Most of this growth is expected in developing countries. At the 1994 International Conference on Population and Development, 179 countries agreed that “meeting needs for education and health, including reproductive health, is a prerequisite for sustainable development over the longer term.” This recognizes the strong positive correlation between poverty and fertility rate. Fortunately, there’s a strong negative correlation between education level of the mother and the number of children she has. So how do we increase girls’ education and job opportunities for women? How do we increase access to family planning and contraception? How do we do change attitudes and behaviors while being respectful of cultures and traditions? The United Nations Population Fund (UNFPA) is one international humanitarian effort taking on these questions. UNFPA aims to promote gender equality, increase access to reproductive health services, and reduce maternal mortality during pregnancy and childbirth for the world’s poorest women in the world’s poorest countries.

The NY Times articles “Family Planning and the Path to Progress” and “U.N. Agency on Population Blames U.S. for Cutbacks” highlight US involvement in this issue. In 2002, the US Congress approved a $34 million contribution to UNFPA. However, the Bush administration refused to release this contribution. A spokesman for UNFPA said that this $34 million loss, 13 percent of the agency’s budget, “could mean 2 million unwanted pregnancies, 800,000 induced abortions, 4,700 maternal deaths and 77,000 infant and child deaths.” Shortly after his inauguration, President Obama reversed this decision, pledging to restore that money to UNFPA .

I think Obama’s decision shows that the US, one of the 181 countries that contribute to UNFPA, recognizes that reproductive issues affect the world as a whole. Prevention is much easier and cheaper than treatment, and we should be looking for more ways to tackle the origins of the energy crisis. We can help address a source of population growth through the education and empowerment of women. As Jane Roberts, a proponent of UNFPA, likes to say, “when the world takes care of women, women take care of the world.”

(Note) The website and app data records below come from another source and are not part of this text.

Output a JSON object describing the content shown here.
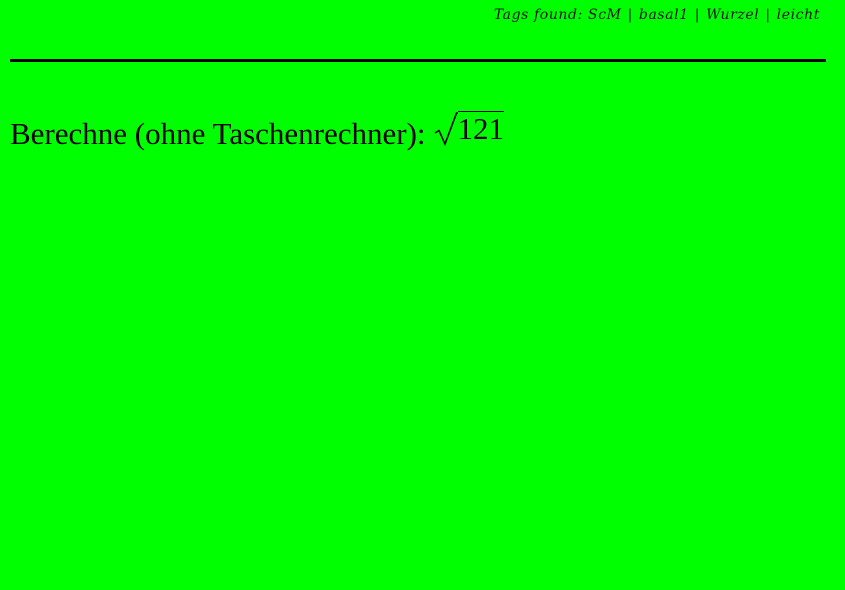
{
  "colors": {
    "background": "#00ff00",
    "text": "#000000"
  },
  "header": {
    "prefix": "Tags found:",
    "tags": [
      "ScM",
      "basal1",
      "Wurzel",
      "leicht"
    ],
    "separator": "|"
  },
  "task": {
    "text": "Berechne (ohne Taschenrechner):",
    "radicand": "121"
  }
}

1 comment:

Windy said...

Interesting take on ways to curb energy consumption...less people use less energy.

A recent Time magazine article by Amy Sullivan addressed the growing population of the US, specifically focusing on family planning, etc. being taught in public schools. According to the article, the US has the highest teen birthrate in the developed world (42.5 per 1,000 girls 15 to 19). A growing population that may or may not be energy conscious will not help the US or the world contain energy consumption.

Although birth control methods, educational materials and other forms of information are readily available to most people who seek them out, many people don't seem to be getting the message. Focusing back on energy, it reminds me of attempts (by governments, non-profits, media, private industry, etc.). to inform the public on things like basic energy efficiency techniques and other energy-related matters--the information is there, however many people seem to ignore/not comprehend the bigger picture. I guess the real issue is figuring out how to really connect with people, get the facts out to them, and help them make decisions that result in positive changes.